WHAT IS BEING ASKED: Copy each line in the data below that contains the word "name".

"""

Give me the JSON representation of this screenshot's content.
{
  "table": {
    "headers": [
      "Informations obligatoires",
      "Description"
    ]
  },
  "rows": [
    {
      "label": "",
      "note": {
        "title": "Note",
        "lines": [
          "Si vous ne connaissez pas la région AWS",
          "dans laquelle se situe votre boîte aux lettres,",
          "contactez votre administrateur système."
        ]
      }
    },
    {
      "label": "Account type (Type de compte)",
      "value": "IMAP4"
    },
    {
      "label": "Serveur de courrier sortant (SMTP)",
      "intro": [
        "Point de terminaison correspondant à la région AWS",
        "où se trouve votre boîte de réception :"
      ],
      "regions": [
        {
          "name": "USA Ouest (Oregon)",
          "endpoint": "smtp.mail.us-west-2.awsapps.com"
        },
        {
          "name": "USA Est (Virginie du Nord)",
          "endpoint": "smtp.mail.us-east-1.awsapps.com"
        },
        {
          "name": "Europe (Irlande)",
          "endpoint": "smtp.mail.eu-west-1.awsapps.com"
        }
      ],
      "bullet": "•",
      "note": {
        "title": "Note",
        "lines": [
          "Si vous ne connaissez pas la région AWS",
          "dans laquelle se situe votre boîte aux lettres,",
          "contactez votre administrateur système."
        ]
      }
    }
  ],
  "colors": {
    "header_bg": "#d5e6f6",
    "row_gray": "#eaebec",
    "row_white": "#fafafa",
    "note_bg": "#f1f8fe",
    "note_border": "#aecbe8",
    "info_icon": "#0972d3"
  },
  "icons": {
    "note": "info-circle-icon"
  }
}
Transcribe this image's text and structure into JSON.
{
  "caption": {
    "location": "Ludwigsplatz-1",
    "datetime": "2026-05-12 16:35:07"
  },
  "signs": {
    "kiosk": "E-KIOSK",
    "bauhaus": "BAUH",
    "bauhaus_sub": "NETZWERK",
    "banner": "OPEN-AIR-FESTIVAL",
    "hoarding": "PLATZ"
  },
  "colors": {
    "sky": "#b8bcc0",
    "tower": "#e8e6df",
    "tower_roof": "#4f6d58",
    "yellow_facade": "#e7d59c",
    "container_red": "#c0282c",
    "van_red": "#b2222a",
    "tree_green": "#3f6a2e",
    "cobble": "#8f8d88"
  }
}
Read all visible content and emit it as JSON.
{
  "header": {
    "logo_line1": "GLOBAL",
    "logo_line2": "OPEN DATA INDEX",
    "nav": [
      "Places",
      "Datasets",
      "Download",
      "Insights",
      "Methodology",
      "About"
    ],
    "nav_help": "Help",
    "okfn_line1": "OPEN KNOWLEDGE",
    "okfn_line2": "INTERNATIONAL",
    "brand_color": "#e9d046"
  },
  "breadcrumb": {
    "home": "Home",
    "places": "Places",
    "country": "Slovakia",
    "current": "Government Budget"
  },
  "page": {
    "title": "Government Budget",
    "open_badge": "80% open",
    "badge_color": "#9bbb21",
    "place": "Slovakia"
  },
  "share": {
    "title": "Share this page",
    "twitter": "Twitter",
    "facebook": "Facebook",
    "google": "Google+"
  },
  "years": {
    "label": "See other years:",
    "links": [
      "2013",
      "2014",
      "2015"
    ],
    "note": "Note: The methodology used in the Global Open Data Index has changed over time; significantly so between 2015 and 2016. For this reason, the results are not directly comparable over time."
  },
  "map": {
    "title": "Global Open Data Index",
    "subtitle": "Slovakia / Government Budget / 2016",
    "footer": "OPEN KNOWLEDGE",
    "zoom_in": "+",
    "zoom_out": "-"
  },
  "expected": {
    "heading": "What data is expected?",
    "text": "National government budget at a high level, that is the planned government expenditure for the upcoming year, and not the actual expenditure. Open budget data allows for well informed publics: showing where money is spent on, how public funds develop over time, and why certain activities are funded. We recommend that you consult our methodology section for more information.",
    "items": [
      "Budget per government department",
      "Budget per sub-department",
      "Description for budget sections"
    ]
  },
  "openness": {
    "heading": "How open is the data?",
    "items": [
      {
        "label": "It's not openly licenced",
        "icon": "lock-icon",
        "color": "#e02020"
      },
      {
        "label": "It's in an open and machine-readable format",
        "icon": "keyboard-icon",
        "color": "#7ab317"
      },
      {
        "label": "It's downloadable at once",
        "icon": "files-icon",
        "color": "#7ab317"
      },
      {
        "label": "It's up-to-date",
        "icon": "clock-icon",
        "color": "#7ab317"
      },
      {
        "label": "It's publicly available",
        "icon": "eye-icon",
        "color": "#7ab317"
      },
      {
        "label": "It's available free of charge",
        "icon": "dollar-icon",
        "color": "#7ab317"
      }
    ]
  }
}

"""

ANSWER BELOW:
          "name": "USA Ouest (Oregon)",
          "name": "USA Est (Virginie du Nord)",
          "name": "Europe (Irlande)",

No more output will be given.